------ Entries provided ------
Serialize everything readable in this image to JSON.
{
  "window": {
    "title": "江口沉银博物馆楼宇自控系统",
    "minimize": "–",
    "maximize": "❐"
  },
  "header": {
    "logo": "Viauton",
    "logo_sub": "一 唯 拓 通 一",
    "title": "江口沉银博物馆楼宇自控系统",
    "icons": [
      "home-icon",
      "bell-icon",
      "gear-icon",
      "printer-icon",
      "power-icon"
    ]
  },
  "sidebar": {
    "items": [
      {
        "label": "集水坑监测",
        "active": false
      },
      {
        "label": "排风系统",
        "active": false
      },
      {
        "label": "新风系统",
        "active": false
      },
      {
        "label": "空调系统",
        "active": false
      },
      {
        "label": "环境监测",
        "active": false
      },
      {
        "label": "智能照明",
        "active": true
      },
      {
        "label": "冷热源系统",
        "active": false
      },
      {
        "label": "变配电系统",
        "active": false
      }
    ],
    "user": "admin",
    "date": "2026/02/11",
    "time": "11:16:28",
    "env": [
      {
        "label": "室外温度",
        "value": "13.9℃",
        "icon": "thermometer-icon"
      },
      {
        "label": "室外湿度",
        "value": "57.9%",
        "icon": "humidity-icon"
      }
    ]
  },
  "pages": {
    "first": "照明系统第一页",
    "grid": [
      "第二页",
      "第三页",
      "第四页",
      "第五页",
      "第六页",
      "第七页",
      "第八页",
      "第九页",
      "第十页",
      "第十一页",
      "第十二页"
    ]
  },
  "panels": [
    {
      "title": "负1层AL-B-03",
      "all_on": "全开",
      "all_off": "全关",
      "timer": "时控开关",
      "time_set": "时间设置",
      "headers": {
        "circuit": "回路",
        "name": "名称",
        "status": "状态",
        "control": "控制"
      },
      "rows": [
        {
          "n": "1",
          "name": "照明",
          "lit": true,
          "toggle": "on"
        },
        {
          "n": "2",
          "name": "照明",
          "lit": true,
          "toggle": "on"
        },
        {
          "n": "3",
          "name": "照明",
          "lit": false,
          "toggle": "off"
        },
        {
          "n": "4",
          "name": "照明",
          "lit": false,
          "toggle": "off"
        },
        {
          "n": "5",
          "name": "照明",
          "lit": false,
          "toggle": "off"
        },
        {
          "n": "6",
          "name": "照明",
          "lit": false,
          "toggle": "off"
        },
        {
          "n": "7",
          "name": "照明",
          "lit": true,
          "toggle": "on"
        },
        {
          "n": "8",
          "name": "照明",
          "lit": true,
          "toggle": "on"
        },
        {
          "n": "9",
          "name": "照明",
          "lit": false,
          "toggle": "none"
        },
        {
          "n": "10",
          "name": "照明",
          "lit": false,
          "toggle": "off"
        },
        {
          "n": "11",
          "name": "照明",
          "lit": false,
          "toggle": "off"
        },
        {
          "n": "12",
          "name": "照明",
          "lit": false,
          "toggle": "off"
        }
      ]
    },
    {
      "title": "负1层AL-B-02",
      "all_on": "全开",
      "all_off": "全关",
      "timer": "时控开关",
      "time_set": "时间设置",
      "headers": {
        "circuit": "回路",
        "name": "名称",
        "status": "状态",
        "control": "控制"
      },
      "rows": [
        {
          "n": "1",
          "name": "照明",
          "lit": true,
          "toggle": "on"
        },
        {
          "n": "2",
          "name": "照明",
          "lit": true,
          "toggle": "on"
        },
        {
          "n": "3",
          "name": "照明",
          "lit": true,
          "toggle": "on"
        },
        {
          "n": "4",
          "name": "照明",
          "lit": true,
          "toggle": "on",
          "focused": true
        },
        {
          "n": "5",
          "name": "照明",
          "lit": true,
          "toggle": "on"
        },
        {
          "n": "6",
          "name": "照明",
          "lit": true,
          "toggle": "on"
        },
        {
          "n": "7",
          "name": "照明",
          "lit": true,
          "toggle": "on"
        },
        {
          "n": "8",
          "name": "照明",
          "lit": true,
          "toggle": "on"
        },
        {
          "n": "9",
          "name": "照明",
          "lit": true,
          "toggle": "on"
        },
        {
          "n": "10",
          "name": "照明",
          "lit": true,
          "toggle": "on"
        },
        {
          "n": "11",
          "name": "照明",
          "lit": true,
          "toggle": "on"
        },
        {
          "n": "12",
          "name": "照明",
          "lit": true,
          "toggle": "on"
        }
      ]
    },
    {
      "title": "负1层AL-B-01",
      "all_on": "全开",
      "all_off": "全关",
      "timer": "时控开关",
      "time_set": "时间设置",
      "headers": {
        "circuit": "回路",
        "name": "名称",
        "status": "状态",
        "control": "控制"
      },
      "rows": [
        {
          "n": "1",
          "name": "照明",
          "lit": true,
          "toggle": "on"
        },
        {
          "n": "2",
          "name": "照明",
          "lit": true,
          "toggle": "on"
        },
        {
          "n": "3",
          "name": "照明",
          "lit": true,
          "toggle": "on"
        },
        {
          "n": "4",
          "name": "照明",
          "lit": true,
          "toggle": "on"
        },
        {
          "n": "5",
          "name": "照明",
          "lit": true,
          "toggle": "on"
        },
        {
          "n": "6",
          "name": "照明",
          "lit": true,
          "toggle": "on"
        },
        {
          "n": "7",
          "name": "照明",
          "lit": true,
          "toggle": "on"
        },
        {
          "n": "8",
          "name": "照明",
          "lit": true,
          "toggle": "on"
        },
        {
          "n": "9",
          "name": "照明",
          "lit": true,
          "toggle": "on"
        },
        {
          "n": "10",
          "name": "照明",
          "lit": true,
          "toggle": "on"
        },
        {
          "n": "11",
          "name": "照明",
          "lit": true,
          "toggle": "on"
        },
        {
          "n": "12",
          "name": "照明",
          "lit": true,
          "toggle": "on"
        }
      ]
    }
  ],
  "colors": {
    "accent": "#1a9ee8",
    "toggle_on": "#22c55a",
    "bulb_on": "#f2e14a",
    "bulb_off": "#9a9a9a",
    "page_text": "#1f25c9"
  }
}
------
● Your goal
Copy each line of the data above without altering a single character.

● Result of the task
Serialize everything readable in this image to JSON.
{
  "window": {
    "title": "江口沉银博物馆楼宇自控系统",
    "minimize": "–",
    "maximize": "❐"
  },
  "header": {
    "logo": "Viauton",
    "logo_sub": "一 唯 拓 通 一",
    "title": "江口沉银博物馆楼宇自控系统",
    "icons": [
      "home-icon",
      "bell-icon",
      "gear-icon",
      "printer-icon",
      "power-icon"
    ]
  },
  "sidebar": {
    "items": [
      {
        "label": "集水坑监测",
        "active": false
      },
      {
        "label": "排风系统",
        "active": false
      },
      {
        "label": "新风系统",
        "active": false
      },
      {
        "label": "空调系统",
        "active": false
      },
      {
        "label": "环境监测",
        "active": false
      },
      {
        "label": "智能照明",
        "active": true
      },
      {
        "label": "冷热源系统",
        "active": false
      },
      {
        "label": "变配电系统",
        "active": false
      }
    ],
    "user": "admin",
    "date": "2026/02/11",
    "time": "11:16:28",
    "env": [
      {
        "label": "室外温度",
        "value": "13.9℃",
        "icon": "thermometer-icon"
      },
      {
        "label": "室外湿度",
        "value": "57.9%",
        "icon": "humidity-icon"
      }
    ]
  },
  "pages": {
    "first": "照明系统第一页",
    "grid": [
      "第二页",
      "第三页",
      "第四页",
      "第五页",
      "第六页",
      "第七页",
      "第八页",
      "第九页",
      "第十页",
      "第十一页",
      "第十二页"
    ]
  },
  "panels": [
    {
      "title": "负1层AL-B-03",
      "all_on": "全开",
      "all_off": "全关",
      "timer": "时控开关",
      "time_set": "时间设置",
      "headers": {
        "circuit": "回路",
        "name": "名称",
        "status": "状态",
        "control": "控制"
      },
      "rows": [
        {
          "n": "1",
          "name": "照明",
          "lit": true,
          "toggle": "on"
        },
        {
          "n": "2",
          "name": "照明",
          "lit": true,
          "toggle": "on"
        },
        {
          "n": "3",
          "name": "照明",
          "lit": false,
          "toggle": "off"
        },
        {
          "n": "4",
          "name": "照明",
          "lit": false,
          "toggle": "off"
        },
        {
          "n": "5",
          "name": "照明",
          "lit": false,
          "toggle": "off"
        },
        {
          "n": "6",
          "name": "照明",
          "lit": false,
          "toggle": "off"
        },
        {
          "n": "7",
          "name": "照明",
          "lit": true,
          "toggle": "on"
        },
        {
          "n": "8",
          "name": "照明",
          "lit": true,
          "toggle": "on"
        },
        {
          "n": "9",
          "name": "照明",
          "lit": false,
          "toggle": "none"
        },
        {
          "n": "10",
          "name": "照明",
          "lit": false,
          "toggle": "off"
        },
        {
          "n": "11",
          "name": "照明",
          "lit": false,
          "toggle": "off"
        },
        {
          "n": "12",
          "name": "照明",
          "lit": false,
          "toggle": "off"
        }
      ]
    },
    {
      "title": "负1层AL-B-02",
      "all_on": "全开",
      "all_off": "全关",
      "timer": "时控开关",
      "time_set": "时间设置",
      "headers": {
        "circuit": "回路",
        "name": "名称",
        "status": "状态",
        "control": "控制"
      },
      "rows": [
        {
          "n": "1",
          "name": "照明",
          "lit": true,
          "toggle": "on"
        },
        {
          "n": "2",
          "name": "照明",
          "lit": true,
          "toggle": "on"
        },
        {
          "n": "3",
          "name": "照明",
          "lit": true,
          "toggle": "on"
        },
        {
          "n": "4",
          "name": "照明",
          "lit": true,
          "toggle": "on",
          "focused": true
        },
        {
          "n": "5",
          "name": "照明",
          "lit": true,
          "toggle": "on"
        },
        {
          "n": "6",
          "name": "照明",
          "lit": true,
          "toggle": "on"
        },
        {
          "n": "7",
          "name": "照明",
          "lit": true,
          "toggle": "on"
        },
        {
          "n": "8",
          "name": "照明",
          "lit": true,
          "toggle": "on"
        },
        {
          "n": "9",
          "name": "照明",
          "lit": true,
          "toggle": "on"
        },
        {
          "n": "10",
          "name": "照明",
          "lit": true,
          "toggle": "on"
        },
        {
          "n": "11",
          "name": "照明",
          "lit": true,
          "toggle": "on"
        },
        {
          "n": "12",
          "name": "照明",
          "lit": true,
          "toggle": "on"
        }
      ]
    },
    {
      "title": "负1层AL-B-01",
      "all_on": "全开",
      "all_off": "全关",
      "timer": "时控开关",
      "time_set": "时间设置",
      "headers": {
        "circuit": "回路",
        "name": "名称",
        "status": "状态",
        "control": "控制"
      },
      "rows": [
        {
          "n": "1",
          "name": "照明",
          "lit": true,
          "toggle": "on"
        },
        {
          "n": "2",
          "name": "照明",
          "lit": true,
          "toggle": "on"
        },
        {
          "n": "3",
          "name": "照明",
          "lit": true,
          "toggle": "on"
        },
        {
          "n": "4",
          "name": "照明",
          "lit": true,
          "toggle": "on"
        },
        {
          "n": "5",
          "name": "照明",
          "lit": true,
          "toggle": "on"
        },
        {
          "n": "6",
          "name": "照明",
          "lit": true,
          "toggle": "on"
        },
        {
          "n": "7",
          "name": "照明",
          "lit": true,
          "toggle": "on"
        },
        {
          "n": "8",
          "name": "照明",
          "lit": true,
          "toggle": "on"
        },
        {
          "n": "9",
          "name": "照明",
          "lit": true,
          "toggle": "on"
        },
        {
          "n": "10",
          "name": "照明",
          "lit": true,
          "toggle": "on"
        },
        {
          "n": "11",
          "name": "照明",
          "lit": true,
          "toggle": "on"
        },
        {
          "n": "12",
          "name": "照明",
          "lit": true,
          "toggle": "on"
        }
      ]
    }
  ],
  "colors": {
    "accent": "#1a9ee8",
    "toggle_on": "#22c55a",
    "bulb_on": "#f2e14a",
    "bulb_off": "#9a9a9a",
    "page_text": "#1f25c9"
  }
}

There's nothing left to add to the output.